YOUR ASSIGNMENT: Produce a copy of every line in the records that holds the string "title".

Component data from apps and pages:
· · · ·

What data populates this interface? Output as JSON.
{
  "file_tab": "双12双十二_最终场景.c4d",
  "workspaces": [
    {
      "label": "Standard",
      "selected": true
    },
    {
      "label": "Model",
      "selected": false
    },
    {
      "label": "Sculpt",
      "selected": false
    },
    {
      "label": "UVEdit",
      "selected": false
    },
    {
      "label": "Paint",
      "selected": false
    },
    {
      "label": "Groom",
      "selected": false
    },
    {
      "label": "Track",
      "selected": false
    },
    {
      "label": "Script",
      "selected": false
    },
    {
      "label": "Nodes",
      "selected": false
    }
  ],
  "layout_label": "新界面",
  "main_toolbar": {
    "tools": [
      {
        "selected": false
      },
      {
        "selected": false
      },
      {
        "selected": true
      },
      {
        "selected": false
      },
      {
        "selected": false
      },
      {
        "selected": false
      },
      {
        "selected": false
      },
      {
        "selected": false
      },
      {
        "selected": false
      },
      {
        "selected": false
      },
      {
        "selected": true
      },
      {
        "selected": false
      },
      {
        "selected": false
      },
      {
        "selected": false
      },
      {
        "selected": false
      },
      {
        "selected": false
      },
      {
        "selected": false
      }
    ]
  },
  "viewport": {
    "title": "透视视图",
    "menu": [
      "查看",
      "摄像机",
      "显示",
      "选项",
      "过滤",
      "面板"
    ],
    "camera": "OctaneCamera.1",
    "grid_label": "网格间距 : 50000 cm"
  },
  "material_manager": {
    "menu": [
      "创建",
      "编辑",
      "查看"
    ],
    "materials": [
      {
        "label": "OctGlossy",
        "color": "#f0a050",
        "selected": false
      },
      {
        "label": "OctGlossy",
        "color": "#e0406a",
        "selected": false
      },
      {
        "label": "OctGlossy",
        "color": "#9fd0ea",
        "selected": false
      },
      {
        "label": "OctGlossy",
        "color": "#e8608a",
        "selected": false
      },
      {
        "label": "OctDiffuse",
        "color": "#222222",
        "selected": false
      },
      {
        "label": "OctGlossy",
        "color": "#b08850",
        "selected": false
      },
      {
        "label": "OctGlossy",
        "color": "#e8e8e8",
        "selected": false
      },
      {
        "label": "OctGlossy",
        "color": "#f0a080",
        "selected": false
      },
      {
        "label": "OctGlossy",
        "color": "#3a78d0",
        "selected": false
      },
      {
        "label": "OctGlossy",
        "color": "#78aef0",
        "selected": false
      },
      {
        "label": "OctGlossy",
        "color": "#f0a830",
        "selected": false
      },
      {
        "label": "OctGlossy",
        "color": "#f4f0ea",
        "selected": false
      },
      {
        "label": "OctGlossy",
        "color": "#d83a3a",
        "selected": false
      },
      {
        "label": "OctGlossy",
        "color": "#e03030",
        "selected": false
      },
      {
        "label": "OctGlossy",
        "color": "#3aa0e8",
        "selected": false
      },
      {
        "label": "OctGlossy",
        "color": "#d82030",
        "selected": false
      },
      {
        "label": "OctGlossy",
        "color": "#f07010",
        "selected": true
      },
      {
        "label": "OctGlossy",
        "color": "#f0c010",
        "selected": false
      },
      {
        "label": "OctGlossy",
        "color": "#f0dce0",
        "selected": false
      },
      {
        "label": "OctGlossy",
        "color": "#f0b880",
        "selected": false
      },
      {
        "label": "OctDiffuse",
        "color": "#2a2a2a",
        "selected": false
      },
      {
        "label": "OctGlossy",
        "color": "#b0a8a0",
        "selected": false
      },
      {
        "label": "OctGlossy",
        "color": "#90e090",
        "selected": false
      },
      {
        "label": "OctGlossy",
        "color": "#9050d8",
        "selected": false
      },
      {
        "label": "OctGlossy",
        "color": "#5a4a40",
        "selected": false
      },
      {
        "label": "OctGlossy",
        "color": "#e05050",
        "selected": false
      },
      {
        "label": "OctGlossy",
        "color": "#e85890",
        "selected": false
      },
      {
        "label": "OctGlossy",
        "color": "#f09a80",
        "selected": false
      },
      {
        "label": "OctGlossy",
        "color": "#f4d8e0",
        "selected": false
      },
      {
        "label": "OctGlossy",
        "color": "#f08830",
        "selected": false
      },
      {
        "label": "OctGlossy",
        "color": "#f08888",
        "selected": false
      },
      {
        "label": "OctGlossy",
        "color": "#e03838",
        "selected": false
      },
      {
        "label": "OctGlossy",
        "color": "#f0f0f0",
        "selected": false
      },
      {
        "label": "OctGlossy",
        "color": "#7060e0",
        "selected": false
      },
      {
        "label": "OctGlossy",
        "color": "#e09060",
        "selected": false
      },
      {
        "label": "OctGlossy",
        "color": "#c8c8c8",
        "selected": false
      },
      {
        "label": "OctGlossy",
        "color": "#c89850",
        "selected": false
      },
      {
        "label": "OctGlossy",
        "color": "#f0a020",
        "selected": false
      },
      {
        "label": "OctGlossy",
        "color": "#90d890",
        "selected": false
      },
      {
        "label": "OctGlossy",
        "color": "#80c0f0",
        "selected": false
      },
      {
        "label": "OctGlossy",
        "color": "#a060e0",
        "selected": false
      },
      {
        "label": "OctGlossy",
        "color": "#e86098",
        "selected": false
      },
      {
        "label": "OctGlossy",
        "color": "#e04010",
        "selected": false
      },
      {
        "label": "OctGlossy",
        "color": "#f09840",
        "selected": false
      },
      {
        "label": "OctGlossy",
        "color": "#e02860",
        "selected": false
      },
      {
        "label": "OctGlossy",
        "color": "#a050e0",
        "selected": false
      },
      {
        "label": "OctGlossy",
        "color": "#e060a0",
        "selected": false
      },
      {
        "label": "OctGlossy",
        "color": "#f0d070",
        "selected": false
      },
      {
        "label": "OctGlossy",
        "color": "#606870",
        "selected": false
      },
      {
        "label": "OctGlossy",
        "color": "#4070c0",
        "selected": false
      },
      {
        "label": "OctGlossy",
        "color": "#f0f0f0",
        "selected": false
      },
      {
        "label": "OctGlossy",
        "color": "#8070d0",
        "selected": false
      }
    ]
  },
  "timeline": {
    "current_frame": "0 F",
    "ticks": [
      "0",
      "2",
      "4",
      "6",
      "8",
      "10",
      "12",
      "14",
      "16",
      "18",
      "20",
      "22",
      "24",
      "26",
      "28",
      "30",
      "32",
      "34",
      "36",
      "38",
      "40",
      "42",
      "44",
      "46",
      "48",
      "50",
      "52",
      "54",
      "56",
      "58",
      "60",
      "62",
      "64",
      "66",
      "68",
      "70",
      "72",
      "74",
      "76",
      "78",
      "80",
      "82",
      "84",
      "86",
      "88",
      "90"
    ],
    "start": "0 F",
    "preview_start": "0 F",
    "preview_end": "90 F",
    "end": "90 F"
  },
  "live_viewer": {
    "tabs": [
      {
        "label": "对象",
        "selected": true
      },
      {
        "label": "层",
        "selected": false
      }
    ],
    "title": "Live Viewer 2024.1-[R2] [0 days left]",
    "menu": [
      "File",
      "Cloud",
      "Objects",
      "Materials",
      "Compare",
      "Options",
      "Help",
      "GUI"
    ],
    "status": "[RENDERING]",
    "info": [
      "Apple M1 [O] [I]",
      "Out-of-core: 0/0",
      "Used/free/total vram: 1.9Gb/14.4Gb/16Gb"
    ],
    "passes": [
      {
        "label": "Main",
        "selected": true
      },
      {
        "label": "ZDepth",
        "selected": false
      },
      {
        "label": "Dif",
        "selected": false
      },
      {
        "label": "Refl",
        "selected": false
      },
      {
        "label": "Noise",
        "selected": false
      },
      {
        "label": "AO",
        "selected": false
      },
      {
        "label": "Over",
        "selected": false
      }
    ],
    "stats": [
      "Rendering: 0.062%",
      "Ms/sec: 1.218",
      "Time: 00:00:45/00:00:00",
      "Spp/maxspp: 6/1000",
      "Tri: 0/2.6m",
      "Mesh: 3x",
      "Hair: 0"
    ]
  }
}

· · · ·

OUTPUT OF THE TASK:
    "title": "透视视图",
    "title": "Live Viewer 2024.1-[R2] [0 days left]",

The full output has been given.